- Opening Delimiter -

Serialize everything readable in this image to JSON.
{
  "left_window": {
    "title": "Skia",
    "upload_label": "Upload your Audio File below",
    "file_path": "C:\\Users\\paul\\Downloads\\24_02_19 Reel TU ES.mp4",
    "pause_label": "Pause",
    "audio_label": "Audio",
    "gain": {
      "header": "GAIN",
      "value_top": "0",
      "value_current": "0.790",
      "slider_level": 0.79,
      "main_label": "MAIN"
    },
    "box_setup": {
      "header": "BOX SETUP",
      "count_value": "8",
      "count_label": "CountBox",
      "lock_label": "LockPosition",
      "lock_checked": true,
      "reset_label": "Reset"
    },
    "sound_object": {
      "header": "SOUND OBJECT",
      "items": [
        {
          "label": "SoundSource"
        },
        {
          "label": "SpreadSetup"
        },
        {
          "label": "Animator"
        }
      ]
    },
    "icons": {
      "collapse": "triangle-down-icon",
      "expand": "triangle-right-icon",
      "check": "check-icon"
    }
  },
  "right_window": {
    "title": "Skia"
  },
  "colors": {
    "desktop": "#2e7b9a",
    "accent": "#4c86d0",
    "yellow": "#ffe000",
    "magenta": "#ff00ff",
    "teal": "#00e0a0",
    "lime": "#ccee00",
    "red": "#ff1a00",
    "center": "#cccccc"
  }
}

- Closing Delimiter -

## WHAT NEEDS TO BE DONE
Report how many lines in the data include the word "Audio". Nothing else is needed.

## RESPONSE TO THIS EXERCISE
2